Earlier this week Randy Levine of the Yankees Front Office indicated a willingness to part ways with Robinson Cano should he seek too much money in free agency. Strategically, I don't know why he would say this, unless early negotiations with Cano's representatives were not going well. Over the past four years Cano has only been the best Yankee and one of the best players in baseball. The Yankees should be willing to walk away from Robbie if the money doesn't make sense for the organization, but they shouldn't say that publicly. That said, the announcement raises the question: How much should the Yankees give Cano? Entering Sunday night's game Robbie was hitting .312/.385/.520, good for a .385 wOBA, not materially off the .394 wOBA he posted in 2012. His 5.9 fWAR were eleventh best in baseball. With so few games left, Cano's production is assured. His numbers may change slightly, but Robbie has put up another solid season. What's that production worth?
According to Fangraphs Robbie was worth $29.4 million so far in 2013. In 2012 he was worth $34.8 million. That's far more than he'll get in salary in free agency, but the combined picture that emerges is of a player who could easily command $20 million a year.

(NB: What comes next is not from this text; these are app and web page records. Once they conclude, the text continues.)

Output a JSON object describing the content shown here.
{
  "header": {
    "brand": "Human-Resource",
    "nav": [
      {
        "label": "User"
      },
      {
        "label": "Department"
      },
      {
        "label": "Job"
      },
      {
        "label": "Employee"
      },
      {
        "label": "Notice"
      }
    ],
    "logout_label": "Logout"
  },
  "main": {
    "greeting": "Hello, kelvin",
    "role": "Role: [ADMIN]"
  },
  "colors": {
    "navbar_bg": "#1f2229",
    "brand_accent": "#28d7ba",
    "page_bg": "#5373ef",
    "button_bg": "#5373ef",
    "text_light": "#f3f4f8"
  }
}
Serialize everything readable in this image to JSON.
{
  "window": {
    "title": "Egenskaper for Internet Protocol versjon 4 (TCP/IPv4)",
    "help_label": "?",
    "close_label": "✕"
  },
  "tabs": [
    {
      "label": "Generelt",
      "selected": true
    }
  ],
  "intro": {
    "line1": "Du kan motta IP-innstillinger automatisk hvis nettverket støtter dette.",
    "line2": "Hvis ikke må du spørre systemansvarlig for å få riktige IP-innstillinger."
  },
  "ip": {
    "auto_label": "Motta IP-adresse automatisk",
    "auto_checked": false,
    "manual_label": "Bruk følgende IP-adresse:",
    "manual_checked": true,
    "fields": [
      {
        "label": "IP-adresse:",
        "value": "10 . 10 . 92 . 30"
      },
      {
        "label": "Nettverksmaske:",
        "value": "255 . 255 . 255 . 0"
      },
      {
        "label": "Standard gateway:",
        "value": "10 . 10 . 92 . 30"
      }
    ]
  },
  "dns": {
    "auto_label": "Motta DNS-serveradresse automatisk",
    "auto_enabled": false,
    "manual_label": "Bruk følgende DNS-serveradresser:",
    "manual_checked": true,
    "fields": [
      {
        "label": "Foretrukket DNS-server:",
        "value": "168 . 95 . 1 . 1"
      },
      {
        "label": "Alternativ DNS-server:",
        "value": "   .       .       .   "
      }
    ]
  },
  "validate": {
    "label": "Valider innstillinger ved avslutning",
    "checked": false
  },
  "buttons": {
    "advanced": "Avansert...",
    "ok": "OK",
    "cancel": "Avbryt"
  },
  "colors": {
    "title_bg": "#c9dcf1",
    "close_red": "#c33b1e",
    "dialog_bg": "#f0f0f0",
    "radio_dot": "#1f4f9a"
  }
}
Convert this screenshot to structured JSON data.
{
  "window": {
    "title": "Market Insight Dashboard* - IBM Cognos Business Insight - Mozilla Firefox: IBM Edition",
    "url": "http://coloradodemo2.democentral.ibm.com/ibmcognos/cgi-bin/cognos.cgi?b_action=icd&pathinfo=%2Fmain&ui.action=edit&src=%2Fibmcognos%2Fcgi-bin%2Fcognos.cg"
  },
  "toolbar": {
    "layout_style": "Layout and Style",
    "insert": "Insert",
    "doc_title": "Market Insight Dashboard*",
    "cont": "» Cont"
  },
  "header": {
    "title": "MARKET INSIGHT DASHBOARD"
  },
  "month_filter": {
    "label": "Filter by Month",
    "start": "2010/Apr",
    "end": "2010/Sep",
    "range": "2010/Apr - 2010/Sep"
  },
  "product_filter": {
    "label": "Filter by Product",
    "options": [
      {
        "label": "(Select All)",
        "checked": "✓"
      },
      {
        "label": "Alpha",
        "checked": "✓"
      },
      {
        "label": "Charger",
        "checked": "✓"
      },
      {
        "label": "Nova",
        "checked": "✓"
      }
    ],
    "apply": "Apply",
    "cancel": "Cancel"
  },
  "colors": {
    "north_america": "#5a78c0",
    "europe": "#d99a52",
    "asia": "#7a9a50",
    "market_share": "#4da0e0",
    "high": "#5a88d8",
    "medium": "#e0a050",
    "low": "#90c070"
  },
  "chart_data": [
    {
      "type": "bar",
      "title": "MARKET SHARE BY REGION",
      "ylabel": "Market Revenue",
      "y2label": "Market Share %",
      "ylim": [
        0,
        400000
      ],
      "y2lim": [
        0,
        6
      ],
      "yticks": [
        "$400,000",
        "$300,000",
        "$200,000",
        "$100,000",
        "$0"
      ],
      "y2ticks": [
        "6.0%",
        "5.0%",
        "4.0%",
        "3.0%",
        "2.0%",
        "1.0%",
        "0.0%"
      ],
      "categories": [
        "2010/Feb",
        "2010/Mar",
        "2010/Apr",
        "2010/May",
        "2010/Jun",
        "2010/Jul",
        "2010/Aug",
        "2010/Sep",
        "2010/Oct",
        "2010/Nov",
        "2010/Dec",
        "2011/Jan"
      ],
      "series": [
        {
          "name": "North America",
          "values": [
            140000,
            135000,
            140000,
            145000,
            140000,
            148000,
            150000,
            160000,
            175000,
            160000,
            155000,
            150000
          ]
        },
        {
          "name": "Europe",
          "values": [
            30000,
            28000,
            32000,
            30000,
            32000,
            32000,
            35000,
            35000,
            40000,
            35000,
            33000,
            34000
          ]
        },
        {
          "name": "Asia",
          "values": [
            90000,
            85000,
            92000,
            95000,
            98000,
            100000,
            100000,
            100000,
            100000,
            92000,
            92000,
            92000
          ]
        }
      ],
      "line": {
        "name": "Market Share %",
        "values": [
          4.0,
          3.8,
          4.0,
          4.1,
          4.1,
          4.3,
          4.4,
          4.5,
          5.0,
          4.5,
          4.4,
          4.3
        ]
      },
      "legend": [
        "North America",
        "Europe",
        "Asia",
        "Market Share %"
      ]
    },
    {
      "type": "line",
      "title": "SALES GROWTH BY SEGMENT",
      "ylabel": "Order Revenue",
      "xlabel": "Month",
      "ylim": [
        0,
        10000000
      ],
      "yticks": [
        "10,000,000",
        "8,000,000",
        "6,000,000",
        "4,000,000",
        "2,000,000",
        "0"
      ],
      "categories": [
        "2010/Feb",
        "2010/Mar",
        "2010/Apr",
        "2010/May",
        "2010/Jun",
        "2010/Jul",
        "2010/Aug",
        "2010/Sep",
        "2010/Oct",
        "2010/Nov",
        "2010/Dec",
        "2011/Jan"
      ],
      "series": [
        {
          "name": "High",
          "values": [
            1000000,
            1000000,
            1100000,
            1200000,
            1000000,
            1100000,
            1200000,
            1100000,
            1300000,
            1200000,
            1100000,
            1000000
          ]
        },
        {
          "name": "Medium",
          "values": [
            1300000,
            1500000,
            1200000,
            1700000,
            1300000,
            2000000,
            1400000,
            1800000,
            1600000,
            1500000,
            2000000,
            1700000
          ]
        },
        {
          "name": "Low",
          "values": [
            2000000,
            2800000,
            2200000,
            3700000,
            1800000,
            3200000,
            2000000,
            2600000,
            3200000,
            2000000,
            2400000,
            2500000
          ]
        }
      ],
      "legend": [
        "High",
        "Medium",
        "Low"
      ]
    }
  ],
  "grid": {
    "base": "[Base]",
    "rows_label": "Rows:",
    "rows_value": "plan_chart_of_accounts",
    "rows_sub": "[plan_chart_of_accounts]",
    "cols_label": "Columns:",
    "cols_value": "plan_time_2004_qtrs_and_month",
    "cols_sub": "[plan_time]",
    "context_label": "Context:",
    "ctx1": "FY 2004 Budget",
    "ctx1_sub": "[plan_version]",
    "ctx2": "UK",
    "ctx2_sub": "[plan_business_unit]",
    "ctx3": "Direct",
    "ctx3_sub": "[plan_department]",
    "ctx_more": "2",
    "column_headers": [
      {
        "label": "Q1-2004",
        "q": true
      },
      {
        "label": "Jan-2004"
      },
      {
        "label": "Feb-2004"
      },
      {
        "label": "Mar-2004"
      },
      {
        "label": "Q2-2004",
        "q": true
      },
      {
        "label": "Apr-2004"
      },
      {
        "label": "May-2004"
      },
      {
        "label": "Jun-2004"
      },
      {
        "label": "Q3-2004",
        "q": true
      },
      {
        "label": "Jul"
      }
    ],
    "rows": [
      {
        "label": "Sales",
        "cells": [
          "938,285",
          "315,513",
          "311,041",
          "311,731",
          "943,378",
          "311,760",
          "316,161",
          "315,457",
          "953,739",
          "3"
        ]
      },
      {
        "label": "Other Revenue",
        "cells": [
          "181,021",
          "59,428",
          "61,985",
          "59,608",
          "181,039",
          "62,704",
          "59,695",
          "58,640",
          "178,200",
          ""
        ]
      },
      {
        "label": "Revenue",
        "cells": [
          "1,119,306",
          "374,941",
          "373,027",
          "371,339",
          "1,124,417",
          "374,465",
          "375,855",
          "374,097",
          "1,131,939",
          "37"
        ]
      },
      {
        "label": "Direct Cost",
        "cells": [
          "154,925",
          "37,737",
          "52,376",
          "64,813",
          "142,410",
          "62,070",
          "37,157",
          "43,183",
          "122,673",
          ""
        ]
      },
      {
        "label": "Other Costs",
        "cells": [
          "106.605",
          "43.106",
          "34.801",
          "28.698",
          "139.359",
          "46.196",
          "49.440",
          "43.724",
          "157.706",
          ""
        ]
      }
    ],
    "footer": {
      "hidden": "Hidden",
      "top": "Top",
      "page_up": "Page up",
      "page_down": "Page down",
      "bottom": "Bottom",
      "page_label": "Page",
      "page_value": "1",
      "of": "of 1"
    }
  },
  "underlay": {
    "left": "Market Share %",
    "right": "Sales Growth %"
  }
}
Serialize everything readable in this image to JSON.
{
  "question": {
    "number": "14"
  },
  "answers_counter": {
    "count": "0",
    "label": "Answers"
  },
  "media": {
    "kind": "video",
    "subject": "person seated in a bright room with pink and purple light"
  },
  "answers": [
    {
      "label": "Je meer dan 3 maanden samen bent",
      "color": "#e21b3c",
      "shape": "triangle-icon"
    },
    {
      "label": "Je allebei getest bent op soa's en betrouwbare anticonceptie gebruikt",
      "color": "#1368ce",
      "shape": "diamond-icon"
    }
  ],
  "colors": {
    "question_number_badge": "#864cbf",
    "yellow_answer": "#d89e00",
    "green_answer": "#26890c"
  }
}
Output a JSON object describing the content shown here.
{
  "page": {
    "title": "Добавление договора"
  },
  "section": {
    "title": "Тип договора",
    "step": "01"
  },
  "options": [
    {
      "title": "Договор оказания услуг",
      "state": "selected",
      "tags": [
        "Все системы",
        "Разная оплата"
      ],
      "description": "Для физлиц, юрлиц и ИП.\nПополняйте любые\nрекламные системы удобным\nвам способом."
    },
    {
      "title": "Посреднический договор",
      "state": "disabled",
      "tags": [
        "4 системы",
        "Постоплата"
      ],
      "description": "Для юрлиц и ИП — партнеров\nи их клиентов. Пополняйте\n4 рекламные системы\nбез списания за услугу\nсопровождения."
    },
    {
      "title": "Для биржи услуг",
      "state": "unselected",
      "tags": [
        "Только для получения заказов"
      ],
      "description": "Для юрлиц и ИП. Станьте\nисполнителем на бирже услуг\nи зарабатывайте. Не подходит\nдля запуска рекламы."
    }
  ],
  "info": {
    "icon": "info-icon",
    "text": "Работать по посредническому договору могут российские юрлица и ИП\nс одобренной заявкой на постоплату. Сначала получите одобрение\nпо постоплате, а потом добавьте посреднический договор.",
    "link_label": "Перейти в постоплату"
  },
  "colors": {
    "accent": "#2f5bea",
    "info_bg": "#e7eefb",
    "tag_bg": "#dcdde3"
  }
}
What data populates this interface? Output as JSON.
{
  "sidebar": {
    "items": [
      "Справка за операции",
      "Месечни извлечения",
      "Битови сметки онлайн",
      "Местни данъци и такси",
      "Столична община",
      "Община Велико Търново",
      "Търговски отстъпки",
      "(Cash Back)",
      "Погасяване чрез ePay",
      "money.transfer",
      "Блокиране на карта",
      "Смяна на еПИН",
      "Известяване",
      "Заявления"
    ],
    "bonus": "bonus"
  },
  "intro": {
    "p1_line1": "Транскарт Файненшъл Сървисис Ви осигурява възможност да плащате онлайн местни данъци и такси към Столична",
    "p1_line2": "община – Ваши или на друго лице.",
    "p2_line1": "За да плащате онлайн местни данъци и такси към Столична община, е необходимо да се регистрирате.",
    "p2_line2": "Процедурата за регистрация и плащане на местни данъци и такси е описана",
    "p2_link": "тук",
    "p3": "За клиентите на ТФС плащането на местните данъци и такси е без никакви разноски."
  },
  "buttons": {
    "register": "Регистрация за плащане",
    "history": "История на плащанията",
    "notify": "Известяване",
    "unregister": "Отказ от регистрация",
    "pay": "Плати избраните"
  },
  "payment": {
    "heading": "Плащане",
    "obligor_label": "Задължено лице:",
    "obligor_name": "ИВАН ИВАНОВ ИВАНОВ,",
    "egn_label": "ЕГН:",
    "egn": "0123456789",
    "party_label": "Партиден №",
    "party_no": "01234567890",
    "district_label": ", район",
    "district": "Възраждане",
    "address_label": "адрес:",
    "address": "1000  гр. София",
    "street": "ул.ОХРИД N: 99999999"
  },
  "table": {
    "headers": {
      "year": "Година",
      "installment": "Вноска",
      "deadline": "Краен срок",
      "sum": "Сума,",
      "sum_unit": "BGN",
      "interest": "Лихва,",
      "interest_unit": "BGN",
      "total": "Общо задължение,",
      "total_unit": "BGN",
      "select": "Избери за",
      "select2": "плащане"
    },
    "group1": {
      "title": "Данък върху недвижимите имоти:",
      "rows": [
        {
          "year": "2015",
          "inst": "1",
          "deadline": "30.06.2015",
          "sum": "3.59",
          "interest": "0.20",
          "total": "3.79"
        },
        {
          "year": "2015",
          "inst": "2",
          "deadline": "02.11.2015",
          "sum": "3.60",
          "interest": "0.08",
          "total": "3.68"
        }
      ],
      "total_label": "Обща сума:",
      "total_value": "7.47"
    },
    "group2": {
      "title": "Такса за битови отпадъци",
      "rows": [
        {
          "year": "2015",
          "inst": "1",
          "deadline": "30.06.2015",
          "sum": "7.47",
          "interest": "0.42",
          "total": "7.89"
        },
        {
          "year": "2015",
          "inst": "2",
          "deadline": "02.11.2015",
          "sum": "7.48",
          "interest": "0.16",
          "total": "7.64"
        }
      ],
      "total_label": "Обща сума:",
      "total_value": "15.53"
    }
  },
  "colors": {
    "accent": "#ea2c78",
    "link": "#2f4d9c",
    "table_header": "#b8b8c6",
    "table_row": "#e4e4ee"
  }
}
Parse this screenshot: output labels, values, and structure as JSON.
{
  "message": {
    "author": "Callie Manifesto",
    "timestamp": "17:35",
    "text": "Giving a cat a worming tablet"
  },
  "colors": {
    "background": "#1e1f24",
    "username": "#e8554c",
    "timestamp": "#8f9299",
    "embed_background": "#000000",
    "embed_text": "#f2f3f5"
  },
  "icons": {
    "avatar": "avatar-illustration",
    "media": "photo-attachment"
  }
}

As always with Robbie, it comes down to the years. Cano will be on the wrong side of 30 playing a position that does not historically age well. In a perfect world the Yankees could lock Cano up for only three more years, but surely he'll get a better deal somewhere else. But anything more than five years seems like paying for past production. The question then becomes, will the Yankees pay for past production? If they don't, will a different team pay for it?